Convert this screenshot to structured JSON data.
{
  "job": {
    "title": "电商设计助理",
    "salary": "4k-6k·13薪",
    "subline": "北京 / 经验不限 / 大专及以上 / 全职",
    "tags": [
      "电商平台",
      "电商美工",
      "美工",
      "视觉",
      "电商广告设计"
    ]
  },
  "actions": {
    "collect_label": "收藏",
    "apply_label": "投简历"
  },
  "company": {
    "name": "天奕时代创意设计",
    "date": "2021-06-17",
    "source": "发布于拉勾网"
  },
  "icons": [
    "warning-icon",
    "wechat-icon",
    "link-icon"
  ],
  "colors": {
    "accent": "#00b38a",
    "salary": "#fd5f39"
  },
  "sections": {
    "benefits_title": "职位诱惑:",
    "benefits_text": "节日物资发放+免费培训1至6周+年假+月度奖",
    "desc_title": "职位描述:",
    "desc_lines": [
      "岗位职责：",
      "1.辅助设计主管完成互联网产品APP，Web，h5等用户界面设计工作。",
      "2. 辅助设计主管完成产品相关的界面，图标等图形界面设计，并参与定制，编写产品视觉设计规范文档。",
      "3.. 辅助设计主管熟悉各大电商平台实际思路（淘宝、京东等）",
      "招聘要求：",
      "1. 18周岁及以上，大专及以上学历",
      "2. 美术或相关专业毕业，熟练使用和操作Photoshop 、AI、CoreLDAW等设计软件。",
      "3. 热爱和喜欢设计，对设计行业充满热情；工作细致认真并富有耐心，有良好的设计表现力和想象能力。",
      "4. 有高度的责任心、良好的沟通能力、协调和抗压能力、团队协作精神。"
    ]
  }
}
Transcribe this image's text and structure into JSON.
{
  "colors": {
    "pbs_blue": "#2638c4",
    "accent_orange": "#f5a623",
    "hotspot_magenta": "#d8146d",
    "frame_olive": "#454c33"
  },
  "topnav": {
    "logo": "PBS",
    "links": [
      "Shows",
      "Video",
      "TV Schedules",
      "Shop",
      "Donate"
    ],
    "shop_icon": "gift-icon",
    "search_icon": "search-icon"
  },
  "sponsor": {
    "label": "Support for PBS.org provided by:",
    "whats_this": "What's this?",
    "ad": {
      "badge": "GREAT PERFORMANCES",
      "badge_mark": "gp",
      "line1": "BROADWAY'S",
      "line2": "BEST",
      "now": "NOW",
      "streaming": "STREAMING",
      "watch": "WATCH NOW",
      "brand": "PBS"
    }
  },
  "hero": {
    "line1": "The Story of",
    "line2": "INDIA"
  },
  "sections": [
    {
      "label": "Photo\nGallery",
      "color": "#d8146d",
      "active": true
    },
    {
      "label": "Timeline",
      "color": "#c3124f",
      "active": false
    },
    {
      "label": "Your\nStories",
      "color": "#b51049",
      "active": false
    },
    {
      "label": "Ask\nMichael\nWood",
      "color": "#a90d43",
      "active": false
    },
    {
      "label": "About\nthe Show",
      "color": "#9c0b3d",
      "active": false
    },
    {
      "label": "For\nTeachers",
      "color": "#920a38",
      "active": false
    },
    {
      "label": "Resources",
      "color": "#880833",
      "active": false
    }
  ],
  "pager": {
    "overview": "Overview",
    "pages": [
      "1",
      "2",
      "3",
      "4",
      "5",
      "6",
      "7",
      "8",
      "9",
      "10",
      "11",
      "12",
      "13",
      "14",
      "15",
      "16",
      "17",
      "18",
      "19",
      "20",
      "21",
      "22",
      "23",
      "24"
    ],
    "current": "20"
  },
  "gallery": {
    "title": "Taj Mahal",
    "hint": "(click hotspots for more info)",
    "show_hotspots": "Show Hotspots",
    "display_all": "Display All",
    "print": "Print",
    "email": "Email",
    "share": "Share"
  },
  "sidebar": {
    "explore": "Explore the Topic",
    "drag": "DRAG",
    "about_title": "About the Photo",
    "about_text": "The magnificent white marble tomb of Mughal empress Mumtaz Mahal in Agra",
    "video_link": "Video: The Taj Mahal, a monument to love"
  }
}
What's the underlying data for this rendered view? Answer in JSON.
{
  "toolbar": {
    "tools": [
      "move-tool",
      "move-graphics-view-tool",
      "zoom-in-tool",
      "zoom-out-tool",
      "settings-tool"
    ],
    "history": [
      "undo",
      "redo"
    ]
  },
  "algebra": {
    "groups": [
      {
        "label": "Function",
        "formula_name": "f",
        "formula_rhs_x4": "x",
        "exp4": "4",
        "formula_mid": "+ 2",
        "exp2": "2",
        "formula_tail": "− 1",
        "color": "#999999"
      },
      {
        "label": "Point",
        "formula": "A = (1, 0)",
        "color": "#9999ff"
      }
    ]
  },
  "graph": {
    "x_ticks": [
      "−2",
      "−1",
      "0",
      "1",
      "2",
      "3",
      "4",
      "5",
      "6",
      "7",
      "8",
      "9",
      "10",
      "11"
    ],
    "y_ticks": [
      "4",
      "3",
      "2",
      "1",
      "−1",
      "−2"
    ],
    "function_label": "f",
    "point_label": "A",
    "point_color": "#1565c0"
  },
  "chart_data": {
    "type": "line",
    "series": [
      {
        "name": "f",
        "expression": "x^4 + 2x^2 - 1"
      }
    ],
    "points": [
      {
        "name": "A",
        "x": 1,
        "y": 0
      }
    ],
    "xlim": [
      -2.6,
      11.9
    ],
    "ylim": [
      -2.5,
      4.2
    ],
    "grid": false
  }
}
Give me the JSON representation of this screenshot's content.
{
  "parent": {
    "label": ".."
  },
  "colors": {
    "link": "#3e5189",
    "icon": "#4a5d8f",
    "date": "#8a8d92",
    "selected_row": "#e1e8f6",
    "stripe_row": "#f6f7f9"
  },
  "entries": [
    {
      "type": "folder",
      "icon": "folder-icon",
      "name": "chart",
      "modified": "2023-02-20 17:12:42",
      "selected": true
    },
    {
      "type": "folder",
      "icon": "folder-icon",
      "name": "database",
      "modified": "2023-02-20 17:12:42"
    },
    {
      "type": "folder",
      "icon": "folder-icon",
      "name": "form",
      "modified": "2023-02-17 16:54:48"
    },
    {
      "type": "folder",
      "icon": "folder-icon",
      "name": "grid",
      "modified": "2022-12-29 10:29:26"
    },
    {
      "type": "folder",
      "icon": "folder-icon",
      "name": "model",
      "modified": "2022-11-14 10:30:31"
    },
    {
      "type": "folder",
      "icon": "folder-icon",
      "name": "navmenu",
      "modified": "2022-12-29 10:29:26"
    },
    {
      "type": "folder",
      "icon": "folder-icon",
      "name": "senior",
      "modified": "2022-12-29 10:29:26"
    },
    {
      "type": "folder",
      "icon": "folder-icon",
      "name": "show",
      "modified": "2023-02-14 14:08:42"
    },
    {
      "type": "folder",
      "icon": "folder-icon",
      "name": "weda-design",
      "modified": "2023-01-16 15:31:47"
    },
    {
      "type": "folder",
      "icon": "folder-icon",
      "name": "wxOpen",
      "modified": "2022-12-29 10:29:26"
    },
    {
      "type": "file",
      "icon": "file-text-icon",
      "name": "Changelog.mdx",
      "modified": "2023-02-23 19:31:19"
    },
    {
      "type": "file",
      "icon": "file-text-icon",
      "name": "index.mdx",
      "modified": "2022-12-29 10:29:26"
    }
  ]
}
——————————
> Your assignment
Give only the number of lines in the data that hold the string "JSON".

> Your response
4